| EXERCISE |
The expected response is an exact repetition of every record, with images excluded.

| TASK MATERIAL |
# # # #

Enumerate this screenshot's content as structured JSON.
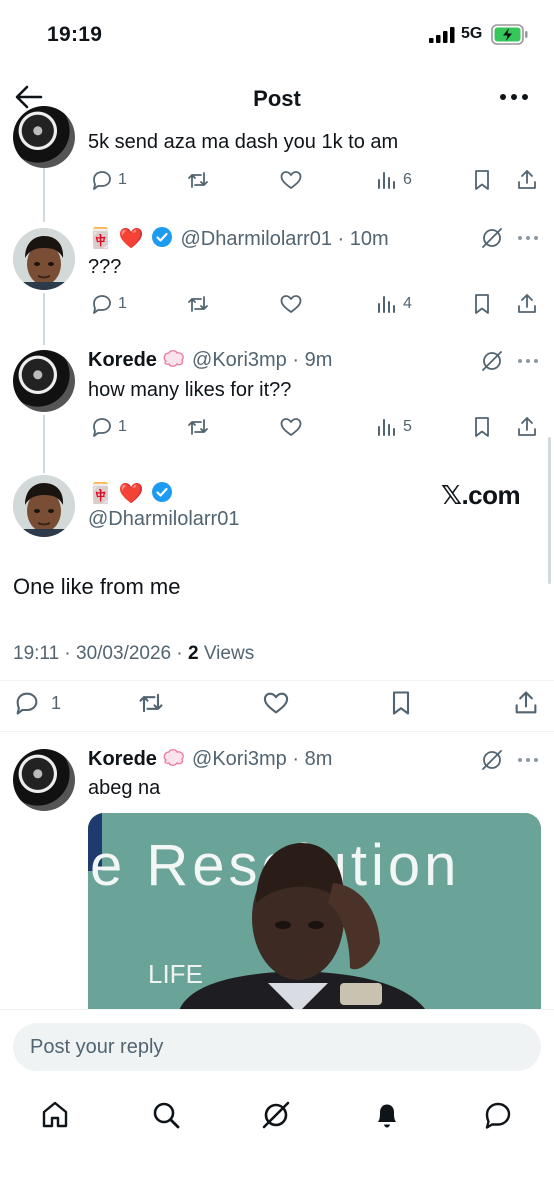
{
  "status_bar": {
    "time": "19:19",
    "network": "5G"
  },
  "header": {
    "title": "Post"
  },
  "replies_above": [
    {
      "text": "5k send aza ma dash you 1k to am",
      "stats": {
        "replies": "1",
        "views": "6"
      }
    },
    {
      "emoji": "🀄 ❤️",
      "handle": "@Dharmilolarr01",
      "time": "· 10m",
      "text": "???",
      "stats": {
        "replies": "1",
        "views": "4"
      }
    },
    {
      "name": "Korede",
      "handle": "@Kori3mp",
      "time": "· 9m",
      "text": "how many likes for it??",
      "stats": {
        "replies": "1",
        "views": "5"
      }
    }
  ],
  "main_post": {
    "emoji": "🀄 ❤️",
    "handle": "@Dharmilolarr01",
    "watermark": "𝕏.com",
    "text": "One like from me",
    "timestamp": "19:11 · 30/03/2026 · ",
    "views_count": "2",
    "views_label": " Views",
    "stats": {
      "replies": "1"
    }
  },
  "reply_below": {
    "name": "Korede",
    "handle": "@Kori3mp",
    "time": "· 8m",
    "text": "abeg na",
    "media_text": "e Resolution",
    "media_text2": "LIFE"
  },
  "composer": {
    "placeholder": "Post your reply"
  },
  "colors": {
    "verified": "#1d9bf0",
    "heart": "#e0245e",
    "secondary": "#536471",
    "battery": "#34c759"
  },
  "icons": [
    "back-arrow-icon",
    "more-icon",
    "reply-icon",
    "repost-icon",
    "like-icon",
    "views-icon",
    "bookmark-icon",
    "share-icon",
    "grok-icon",
    "home-icon",
    "search-icon",
    "bell-icon",
    "messages-icon"
  ]
}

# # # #

| ANSWER TO THIS EXERCISE |
Enumerate this screenshot's content as structured JSON.
{
  "status_bar": {
    "time": "19:19",
    "network": "5G"
  },
  "header": {
    "title": "Post"
  },
  "replies_above": [
    {
      "text": "5k send aza ma dash you 1k to am",
      "stats": {
        "replies": "1",
        "views": "6"
      }
    },
    {
      "emoji": "🀄 ❤️",
      "handle": "@Dharmilolarr01",
      "time": "· 10m",
      "text": "???",
      "stats": {
        "replies": "1",
        "views": "4"
      }
    },
    {
      "name": "Korede",
      "handle": "@Kori3mp",
      "time": "· 9m",
      "text": "how many likes for it??",
      "stats": {
        "replies": "1",
        "views": "5"
      }
    }
  ],
  "main_post": {
    "emoji": "🀄 ❤️",
    "handle": "@Dharmilolarr01",
    "watermark": "𝕏.com",
    "text": "One like from me",
    "timestamp": "19:11 · 30/03/2026 · ",
    "views_count": "2",
    "views_label": " Views",
    "stats": {
      "replies": "1"
    }
  },
  "reply_below": {
    "name": "Korede",
    "handle": "@Kori3mp",
    "time": "· 8m",
    "text": "abeg na",
    "media_text": "e Resolution",
    "media_text2": "LIFE"
  },
  "composer": {
    "placeholder": "Post your reply"
  },
  "colors": {
    "verified": "#1d9bf0",
    "heart": "#e0245e",
    "secondary": "#536471",
    "battery": "#34c759"
  },
  "icons": [
    "back-arrow-icon",
    "more-icon",
    "reply-icon",
    "repost-icon",
    "like-icon",
    "views-icon",
    "bookmark-icon",
    "share-icon",
    "grok-icon",
    "home-icon",
    "search-icon",
    "bell-icon",
    "messages-icon"
  ]
}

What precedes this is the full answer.